Having grown up surrounded by fashion influences, Millie always wanted to be involved in the industry but says it was a passion for the finer details that made The Royal School of Needlework’s Hand Embroidery degree so appealing. “I’m originally from the Lake District, and growing up there was amazing, but I never felt like I fitted into the outdoorsy, sporty lake district mould,” Millie explains.

“My mother was a fashion buyer, my father’s family-owned department stores and my grandmother had a dress shop, but I didn’t discover my artistic side until I became a student at Kendal Arts College.
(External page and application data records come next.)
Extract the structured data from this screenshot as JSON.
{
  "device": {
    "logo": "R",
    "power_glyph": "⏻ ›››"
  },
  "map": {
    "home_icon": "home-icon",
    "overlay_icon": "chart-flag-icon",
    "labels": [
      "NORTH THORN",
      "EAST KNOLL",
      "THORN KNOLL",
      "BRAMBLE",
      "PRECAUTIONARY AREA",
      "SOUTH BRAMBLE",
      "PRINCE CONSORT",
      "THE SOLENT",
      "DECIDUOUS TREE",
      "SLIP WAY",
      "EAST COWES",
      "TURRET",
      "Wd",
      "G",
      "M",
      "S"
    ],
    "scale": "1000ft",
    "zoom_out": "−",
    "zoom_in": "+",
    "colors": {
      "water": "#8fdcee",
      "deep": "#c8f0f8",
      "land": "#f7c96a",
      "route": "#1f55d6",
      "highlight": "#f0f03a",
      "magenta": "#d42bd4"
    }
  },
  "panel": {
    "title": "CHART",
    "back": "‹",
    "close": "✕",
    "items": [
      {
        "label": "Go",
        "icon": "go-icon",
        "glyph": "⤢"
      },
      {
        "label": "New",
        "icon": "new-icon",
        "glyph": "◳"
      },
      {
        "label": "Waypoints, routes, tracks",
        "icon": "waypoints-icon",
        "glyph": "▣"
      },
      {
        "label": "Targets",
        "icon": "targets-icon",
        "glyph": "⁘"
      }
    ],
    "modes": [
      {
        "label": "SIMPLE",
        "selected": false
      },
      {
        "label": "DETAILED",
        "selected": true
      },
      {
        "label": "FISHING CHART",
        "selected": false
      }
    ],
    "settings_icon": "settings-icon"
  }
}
I knew I wanted to study fashion, but it was always elements such as beading and embroidery that really interested me. I wanted to learn how to create things that people could only dream of.”

I wanted to learn how to create things that people could only dream of.”

A coveted place on RSN’s unique degree course enabled Millie to realise that dream and to fall in love with the craft even more. “Being able to create such intricate and beautiful pieces of work with just a needle and thread is something really special.

“The RSN is the only university in Europe that offers a specific hand embroidery course, so there aren’t very many people who can do what we do. And as working in haute couture was always my aim, it also acted as a fast-track ticket into that world.”

Millie has now secured a place working with an haute couture brand as a graduate trainee embroiderer and hopes that this final graduate collection will inspire other emerging designers who are starting out on their creative journey to reconsider gendered approaches to fashion and to incorporate the traditional craft of hand embroidery into their work.

You can explore more work by Millie and the UCA Class of 2021 at gradshows.uca.ac.uk